Ron Klain: Senate GOP Supreme Court tactics 'unprecedented'

Ron Klain in 2014 in in Washington, DC.

Story highlights

  • Ron Klain, a former vice-presidential chief of staff, blasted Senate Republicans for Supreme Court tactics
  • Klain said Obama nominee Merrick Garland is overwhelmingly qualified

The "Axe Files" is a podcast featuring David Axelrod produced by the University of Chicago Institute of Politics and CNN.

(CNN)The refusal of Senate Republicans to consider President Barack Obama's Supreme Court nominee Merrick Garland until after the 2016 election is an "unprecedented" move, says former Obama administration official Ron Klain.

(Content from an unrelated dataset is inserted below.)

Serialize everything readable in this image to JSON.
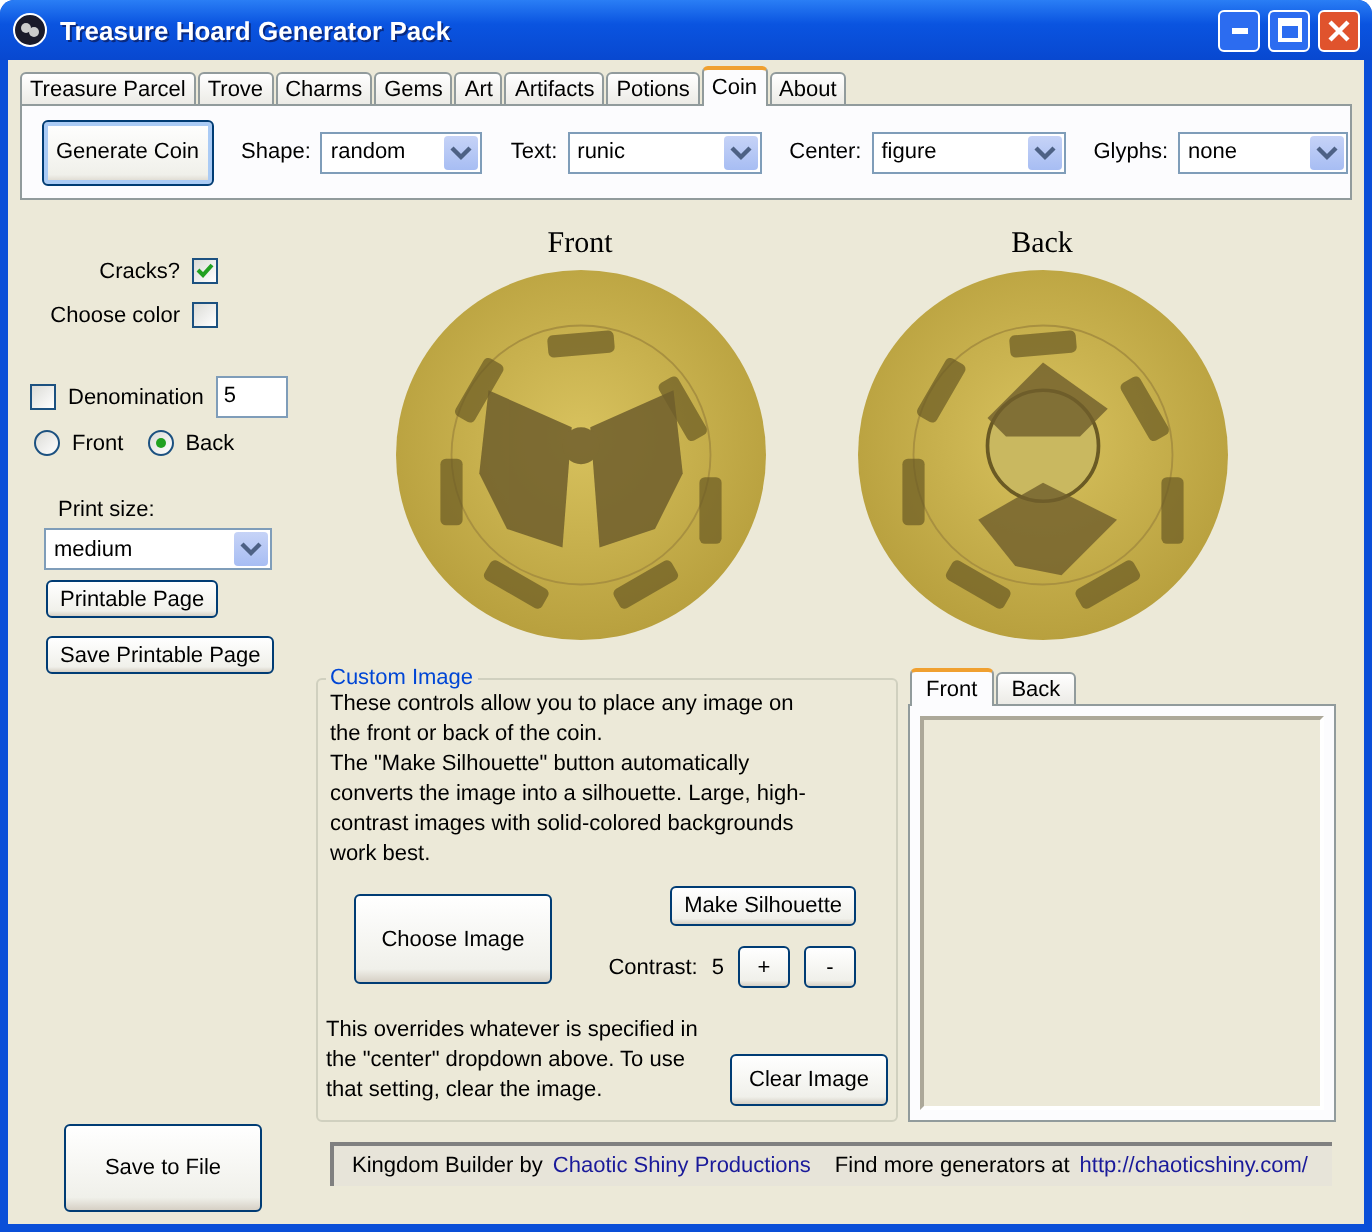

"He is an outstanding legal mind. He is an incredibly objective and fair-minded person," Klain told David Axelrod on "The Axe Files," a podcast produced by CNN and the University of Chicago Institute of Politics. "And I think in any kind of normal political universe, he's the kind of person that would be confirmed to the Supreme Court unanimously."
But now, according to Klain, who served as chief of staff to Vice Presidents Joe Biden and Al Gore and Attorney General Janet Reno, the Supreme Court confirmation process has become "very highly politicized, very highly partisanized, and very polarized" to the point where presidential nominees are not even given a fair shot at confirmation.
    "The idea that they wouldn't even have a chance to present themselves to the American people, that's obviously unprecedented and unfortunate," said Klain, who worked for then-Sen. Biden on the Senate Judiciary Committee in the 1980s.
    Even before Garland's nomination by Obama last week, Senate Republicans, led by Majority Leader Mitch McConnell, had vowed not to grant any nominee a hearing, believing that the decision on a replacement for the late Justice Antonin Scalia should be up to the next president. However, Klain, noting that in "125 years, every nominee has gotten a hearing," said he thinks the GOP will ultimately face strong public pressure to change their stance.
    "This is a fair country. And I think that the idea that someone doesn't even get a hearing, doesn't even get a chance to present their case, doesn't even get a chance to be heard, I think, is going to rub a lot of people the wrong way," he said.
    "I guess they're so afraid of being persuaded by a great nominee that they don't even want to listen. They're trying to plug their ears. [But] I think it's going to be very hard for them to sustain their position."
    To hear the whole interview with Klain, which also touched on his work overseeing the Obama Administration's economic stimulus bill and coordinating its response to the Ebola outbreak, as well as his assessment of the ongoing Democratic primary, click on To get "The Axe Files" podcast every week, subscribe at